Write out all the data below exactly.

Interface dataset entries:
--*--

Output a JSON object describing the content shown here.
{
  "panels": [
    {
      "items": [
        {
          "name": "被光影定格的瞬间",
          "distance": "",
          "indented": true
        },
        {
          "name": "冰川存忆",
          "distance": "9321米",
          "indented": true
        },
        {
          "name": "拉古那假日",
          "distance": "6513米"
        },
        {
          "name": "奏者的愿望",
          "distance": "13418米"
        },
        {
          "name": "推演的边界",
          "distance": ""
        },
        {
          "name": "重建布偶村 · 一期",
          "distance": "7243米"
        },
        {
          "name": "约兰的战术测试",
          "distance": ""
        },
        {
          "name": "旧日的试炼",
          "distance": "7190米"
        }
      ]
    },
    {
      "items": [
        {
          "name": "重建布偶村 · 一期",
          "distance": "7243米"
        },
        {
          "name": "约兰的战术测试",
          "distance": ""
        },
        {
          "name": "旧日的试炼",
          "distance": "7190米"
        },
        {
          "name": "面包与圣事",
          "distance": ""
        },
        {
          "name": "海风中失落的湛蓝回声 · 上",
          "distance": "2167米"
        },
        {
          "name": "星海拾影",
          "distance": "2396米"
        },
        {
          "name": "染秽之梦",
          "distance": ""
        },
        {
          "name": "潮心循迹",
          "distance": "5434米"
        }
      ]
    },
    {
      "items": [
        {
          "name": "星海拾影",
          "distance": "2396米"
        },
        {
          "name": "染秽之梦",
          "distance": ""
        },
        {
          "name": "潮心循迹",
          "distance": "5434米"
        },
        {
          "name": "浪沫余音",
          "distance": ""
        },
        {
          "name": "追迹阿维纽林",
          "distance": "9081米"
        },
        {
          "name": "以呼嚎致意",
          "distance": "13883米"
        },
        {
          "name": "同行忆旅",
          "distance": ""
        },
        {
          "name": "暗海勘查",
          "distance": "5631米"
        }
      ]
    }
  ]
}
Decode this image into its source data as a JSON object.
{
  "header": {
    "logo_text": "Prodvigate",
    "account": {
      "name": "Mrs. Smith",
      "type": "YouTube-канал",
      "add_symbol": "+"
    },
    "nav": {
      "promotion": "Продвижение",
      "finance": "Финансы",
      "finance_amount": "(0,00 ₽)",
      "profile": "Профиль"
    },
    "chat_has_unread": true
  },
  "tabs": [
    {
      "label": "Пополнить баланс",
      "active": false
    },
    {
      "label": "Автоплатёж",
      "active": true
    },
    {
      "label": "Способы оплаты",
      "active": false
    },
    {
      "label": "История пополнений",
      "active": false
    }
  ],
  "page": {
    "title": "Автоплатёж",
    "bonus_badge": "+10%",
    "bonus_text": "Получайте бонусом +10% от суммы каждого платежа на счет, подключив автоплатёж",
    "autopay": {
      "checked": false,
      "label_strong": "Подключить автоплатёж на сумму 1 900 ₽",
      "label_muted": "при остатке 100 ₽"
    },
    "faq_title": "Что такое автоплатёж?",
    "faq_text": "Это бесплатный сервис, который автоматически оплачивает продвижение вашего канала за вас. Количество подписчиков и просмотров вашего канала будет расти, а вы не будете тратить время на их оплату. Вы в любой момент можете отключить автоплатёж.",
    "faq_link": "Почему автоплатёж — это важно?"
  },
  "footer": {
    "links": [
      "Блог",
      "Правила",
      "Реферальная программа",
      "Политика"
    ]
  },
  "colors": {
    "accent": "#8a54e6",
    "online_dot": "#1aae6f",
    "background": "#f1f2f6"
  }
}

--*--

- _Solution to this problem_:
Output a JSON object describing the content shown here.
{
  "panels": [
    {
      "items": [
        {
          "name": "被光影定格的瞬间",
          "distance": "",
          "indented": true
        },
        {
          "name": "冰川存忆",
          "distance": "9321米",
          "indented": true
        },
        {
          "name": "拉古那假日",
          "distance": "6513米"
        },
        {
          "name": "奏者的愿望",
          "distance": "13418米"
        },
        {
          "name": "推演的边界",
          "distance": ""
        },
        {
          "name": "重建布偶村 · 一期",
          "distance": "7243米"
        },
        {
          "name": "约兰的战术测试",
          "distance": ""
        },
        {
          "name": "旧日的试炼",
          "distance": "7190米"
        }
      ]
    },
    {
      "items": [
        {
          "name": "重建布偶村 · 一期",
          "distance": "7243米"
        },
        {
          "name": "约兰的战术测试",
          "distance": ""
        },
        {
          "name": "旧日的试炼",
          "distance": "7190米"
        },
        {
          "name": "面包与圣事",
          "distance": ""
        },
        {
          "name": "海风中失落的湛蓝回声 · 上",
          "distance": "2167米"
        },
        {
          "name": "星海拾影",
          "distance": "2396米"
        },
        {
          "name": "染秽之梦",
          "distance": ""
        },
        {
          "name": "潮心循迹",
          "distance": "5434米"
        }
      ]
    },
    {
      "items": [
        {
          "name": "星海拾影",
          "distance": "2396米"
        },
        {
          "name": "染秽之梦",
          "distance": ""
        },
        {
          "name": "潮心循迹",
          "distance": "5434米"
        },
        {
          "name": "浪沫余音",
          "distance": ""
        },
        {
          "name": "追迹阿维纽林",
          "distance": "9081米"
        },
        {
          "name": "以呼嚎致意",
          "distance": "13883米"
        },
        {
          "name": "同行忆旅",
          "distance": ""
        },
        {
          "name": "暗海勘查",
          "distance": "5631米"
        }
      ]
    }
  ]
}
Decode this image into its source data as a JSON object.
{
  "header": {
    "logo_text": "Prodvigate",
    "account": {
      "name": "Mrs. Smith",
      "type": "YouTube-канал",
      "add_symbol": "+"
    },
    "nav": {
      "promotion": "Продвижение",
      "finance": "Финансы",
      "finance_amount": "(0,00 ₽)",
      "profile": "Профиль"
    },
    "chat_has_unread": true
  },
  "tabs": [
    {
      "label": "Пополнить баланс",
      "active": false
    },
    {
      "label": "Автоплатёж",
      "active": true
    },
    {
      "label": "Способы оплаты",
      "active": false
    },
    {
      "label": "История пополнений",
      "active": false
    }
  ],
  "page": {
    "title": "Автоплатёж",
    "bonus_badge": "+10%",
    "bonus_text": "Получайте бонусом +10% от суммы каждого платежа на счет, подключив автоплатёж",
    "autopay": {
      "checked": false,
      "label_strong": "Подключить автоплатёж на сумму 1 900 ₽",
      "label_muted": "при остатке 100 ₽"
    },
    "faq_title": "Что такое автоплатёж?",
    "faq_text": "Это бесплатный сервис, который автоматически оплачивает продвижение вашего канала за вас. Количество подписчиков и просмотров вашего канала будет расти, а вы не будете тратить время на их оплату. Вы в любой момент можете отключить автоплатёж.",
    "faq_link": "Почему автоплатёж — это важно?"
  },
  "footer": {
    "links": [
      "Блог",
      "Правила",
      "Реферальная программа",
      "Политика"
    ]
  },
  "colors": {
    "accent": "#8a54e6",
    "online_dot": "#1aae6f",
    "background": "#f1f2f6"
  }
}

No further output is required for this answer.